Give an exact reproduction of all the lines in the listing.
BEGIN
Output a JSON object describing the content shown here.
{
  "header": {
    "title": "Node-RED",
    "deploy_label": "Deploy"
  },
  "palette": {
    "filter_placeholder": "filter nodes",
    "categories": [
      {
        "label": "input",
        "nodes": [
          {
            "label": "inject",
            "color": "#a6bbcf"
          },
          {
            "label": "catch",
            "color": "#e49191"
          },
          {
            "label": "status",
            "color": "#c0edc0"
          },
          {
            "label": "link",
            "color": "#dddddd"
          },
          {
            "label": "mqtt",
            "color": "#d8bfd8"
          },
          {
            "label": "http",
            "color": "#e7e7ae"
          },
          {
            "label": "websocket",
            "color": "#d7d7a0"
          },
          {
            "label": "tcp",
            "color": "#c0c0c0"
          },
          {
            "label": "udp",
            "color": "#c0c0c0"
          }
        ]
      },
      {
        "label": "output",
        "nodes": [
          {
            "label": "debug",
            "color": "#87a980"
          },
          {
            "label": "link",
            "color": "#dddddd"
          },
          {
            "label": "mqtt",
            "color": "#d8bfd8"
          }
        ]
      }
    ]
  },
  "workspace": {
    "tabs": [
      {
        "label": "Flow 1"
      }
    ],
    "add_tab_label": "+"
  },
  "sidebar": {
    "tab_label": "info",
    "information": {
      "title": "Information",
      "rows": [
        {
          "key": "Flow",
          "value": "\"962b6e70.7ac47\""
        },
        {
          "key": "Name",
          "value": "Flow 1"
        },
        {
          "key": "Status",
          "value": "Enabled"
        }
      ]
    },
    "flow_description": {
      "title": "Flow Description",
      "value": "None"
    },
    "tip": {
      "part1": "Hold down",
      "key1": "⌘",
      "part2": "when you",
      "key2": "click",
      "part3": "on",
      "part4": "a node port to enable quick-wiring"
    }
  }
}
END
Solution to the problem:
Output a JSON object describing the content shown here.
{
  "header": {
    "title": "Node-RED",
    "deploy_label": "Deploy"
  },
  "palette": {
    "filter_placeholder": "filter nodes",
    "categories": [
      {
        "label": "input",
        "nodes": [
          {
            "label": "inject",
            "color": "#a6bbcf"
          },
          {
            "label": "catch",
            "color": "#e49191"
          },
          {
            "label": "status",
            "color": "#c0edc0"
          },
          {
            "label": "link",
            "color": "#dddddd"
          },
          {
            "label": "mqtt",
            "color": "#d8bfd8"
          },
          {
            "label": "http",
            "color": "#e7e7ae"
          },
          {
            "label": "websocket",
            "color": "#d7d7a0"
          },
          {
            "label": "tcp",
            "color": "#c0c0c0"
          },
          {
            "label": "udp",
            "color": "#c0c0c0"
          }
        ]
      },
      {
        "label": "output",
        "nodes": [
          {
            "label": "debug",
            "color": "#87a980"
          },
          {
            "label": "link",
            "color": "#dddddd"
          },
          {
            "label": "mqtt",
            "color": "#d8bfd8"
          }
        ]
      }
    ]
  },
  "workspace": {
    "tabs": [
      {
        "label": "Flow 1"
      }
    ],
    "add_tab_label": "+"
  },
  "sidebar": {
    "tab_label": "info",
    "information": {
      "title": "Information",
      "rows": [
        {
          "key": "Flow",
          "value": "\"962b6e70.7ac47\""
        },
        {
          "key": "Name",
          "value": "Flow 1"
        },
        {
          "key": "Status",
          "value": "Enabled"
        }
      ]
    },
    "flow_description": {
      "title": "Flow Description",
      "value": "None"
    },
    "tip": {
      "part1": "Hold down",
      "key1": "⌘",
      "part2": "when you",
      "key2": "click",
      "part3": "on",
      "part4": "a node port to enable quick-wiring"
    }
  }
}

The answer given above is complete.